> [TASK OBJECTIVE] The full listing, reproduced exactly, is what the response must contain.
(DATA PROVIDED Opens)
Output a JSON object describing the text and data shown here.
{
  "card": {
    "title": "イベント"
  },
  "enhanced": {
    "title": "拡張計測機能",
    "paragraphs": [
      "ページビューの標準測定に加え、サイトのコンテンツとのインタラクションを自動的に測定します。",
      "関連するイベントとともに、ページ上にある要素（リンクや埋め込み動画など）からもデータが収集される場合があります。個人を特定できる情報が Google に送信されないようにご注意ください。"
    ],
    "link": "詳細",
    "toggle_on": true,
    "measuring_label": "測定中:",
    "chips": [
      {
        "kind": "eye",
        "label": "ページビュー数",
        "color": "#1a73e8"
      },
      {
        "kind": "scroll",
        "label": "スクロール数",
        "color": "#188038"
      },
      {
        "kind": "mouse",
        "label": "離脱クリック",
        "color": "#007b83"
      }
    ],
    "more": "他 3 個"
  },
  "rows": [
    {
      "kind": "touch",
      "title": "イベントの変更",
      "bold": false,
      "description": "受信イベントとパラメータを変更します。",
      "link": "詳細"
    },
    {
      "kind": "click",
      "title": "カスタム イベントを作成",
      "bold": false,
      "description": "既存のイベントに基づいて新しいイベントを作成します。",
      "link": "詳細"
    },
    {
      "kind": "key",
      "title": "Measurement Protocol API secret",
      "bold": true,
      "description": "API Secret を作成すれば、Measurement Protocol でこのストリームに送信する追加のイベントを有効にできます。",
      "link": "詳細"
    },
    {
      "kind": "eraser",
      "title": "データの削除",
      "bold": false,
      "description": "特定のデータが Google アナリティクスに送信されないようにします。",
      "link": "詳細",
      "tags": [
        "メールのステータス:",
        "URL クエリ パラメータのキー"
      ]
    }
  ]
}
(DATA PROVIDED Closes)
> [WRITTEN SOLUTION]
Output a JSON object describing the text and data shown here.
{
  "card": {
    "title": "イベント"
  },
  "enhanced": {
    "title": "拡張計測機能",
    "paragraphs": [
      "ページビューの標準測定に加え、サイトのコンテンツとのインタラクションを自動的に測定します。",
      "関連するイベントとともに、ページ上にある要素（リンクや埋め込み動画など）からもデータが収集される場合があります。個人を特定できる情報が Google に送信されないようにご注意ください。"
    ],
    "link": "詳細",
    "toggle_on": true,
    "measuring_label": "測定中:",
    "chips": [
      {
        "kind": "eye",
        "label": "ページビュー数",
        "color": "#1a73e8"
      },
      {
        "kind": "scroll",
        "label": "スクロール数",
        "color": "#188038"
      },
      {
        "kind": "mouse",
        "label": "離脱クリック",
        "color": "#007b83"
      }
    ],
    "more": "他 3 個"
  },
  "rows": [
    {
      "kind": "touch",
      "title": "イベントの変更",
      "bold": false,
      "description": "受信イベントとパラメータを変更します。",
      "link": "詳細"
    },
    {
      "kind": "click",
      "title": "カスタム イベントを作成",
      "bold": false,
      "description": "既存のイベントに基づいて新しいイベントを作成します。",
      "link": "詳細"
    },
    {
      "kind": "key",
      "title": "Measurement Protocol API secret",
      "bold": true,
      "description": "API Secret を作成すれば、Measurement Protocol でこのストリームに送信する追加のイベントを有効にできます。",
      "link": "詳細"
    },
    {
      "kind": "eraser",
      "title": "データの削除",
      "bold": false,
      "description": "特定のデータが Google アナリティクスに送信されないようにします。",
      "link": "詳細",
      "tags": [
        "メールのステータス:",
        "URL クエリ パラメータのキー"
      ]
    }
  ]
}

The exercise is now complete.